I wonder a lot about how religious people tell lies, especially people in leadership roles.   If you need a refresher, google what the Irish Catholic church is saying about why they lied about rape and sexual abuse and allowed more human beings to be raped and sexually abused.  Look up what the American Catholic church said about their lies and cover ups about all the people who were raped and sexually abused.

The Jesuits are lying in 2009 — and it is no different.   It’s no different at all.  Lying, because in some way the truth will be costly and uncomfortable.

Jesuits engage in a daily examen of consciousness.

I wonder how that works with lying — but the American and European churches found comfort with it awhile ago.

The Catholic Church and its Liars

November 27, 2009

In the past 24 hours, I’ve read and heard a lot from liars in the Catholic church, and it re-opened recent wounds.

A commission in Ireland released a long awaited report on sexual abuse by clergy and the shocking pattern of lies from church authorities who covered it up.  You would think, from what Irish bishops are saying, that change is coming.

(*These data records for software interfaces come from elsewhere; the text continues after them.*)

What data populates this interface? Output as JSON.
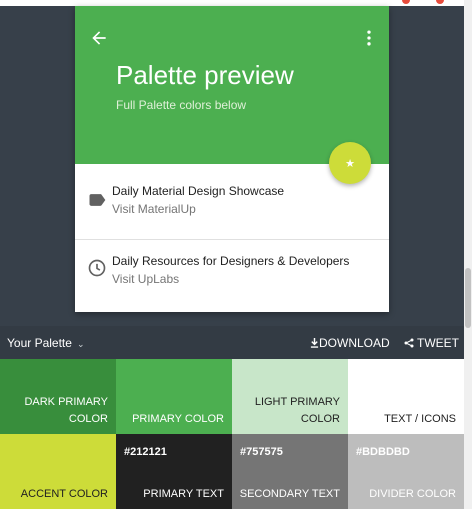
{
  "app": {
    "title": "Palette preview",
    "subtitle": "Full Palette colors below"
  },
  "list": [
    {
      "title": "Daily Material Design Showcase",
      "subtitle": "Visit MaterialUp",
      "icon": "label-icon"
    },
    {
      "title": "Daily Resources for Designers & Developers",
      "subtitle": "Visit UpLabs",
      "icon": "clock-icon"
    }
  ],
  "fab": {
    "glyph": "★",
    "icon": "star-icon"
  },
  "palette_bar": {
    "label": "Your Palette",
    "download_label": "DOWNLOAD",
    "tweet_label": "TWEET"
  },
  "colors": {
    "dark_primary": "#388e3c",
    "primary": "#4caf50",
    "light_primary": "#c8e6c9",
    "text_icons": "#ffffff",
    "accent": "#cddc39",
    "primary_text": "#212121",
    "secondary_text": "#757575",
    "divider": "#bdbdbd"
  },
  "swatches": {
    "row1": [
      {
        "label_l1": "DARK PRIMARY",
        "label_l2": "COLOR"
      },
      {
        "label_l1": "PRIMARY COLOR"
      },
      {
        "label_l1": "LIGHT PRIMARY",
        "label_l2": "COLOR"
      },
      {
        "label_l1": "TEXT / ICONS"
      }
    ],
    "row2": [
      {
        "label_l1": "ACCENT COLOR"
      },
      {
        "hex": "#212121",
        "label_l1": "PRIMARY TEXT"
      },
      {
        "hex": "#757575",
        "label_l1": "SECONDARY TEXT"
      },
      {
        "hex": "#BDBDBD",
        "label_l1": "DIVIDER COLOR"
      }
    ]
  }
}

If the US church is any example, the Catholic church will continue to tell lies.  Seven years after it made public apologies for lies and cover ups and promised not to do it again, the Catholic church in the US is still lying.

I caught the last two Missouri Jesuit provincials telling lies about the 2003 agreement they signed after finding me credible.   Prov. #2 lied about the abuser’s actions that breached the agreement.  Easy to prove that he lied. Prov. #3 lied when he said the abuser has always denied it — the abuser apologized twice — and it’s not even relevant, after they found me credible and told me they did not believe him.  Prov. #3 also failed to address prov. #2’s lies about breaching the agreement, because he would have to lie too.

I read an article about a talk prov. #2 recently gave, about lies.  He was focusing on the lies told and the cover up by political and military officials after six Jesuits and two women were murdered in San Salvador twenty years ago.  And the lie that one human life is worth more than another, and that it took the deaths of Jesuits to focus efforts on stopping the killing.

Jesuits — along with Catholic hierarchy — will talk about and expose the lies of others, but not look at their own actions unless they are caught and exposed.

It’s no fun, any of this, and the cost on me is huge … but the lying has to stop, and I will make sure of that.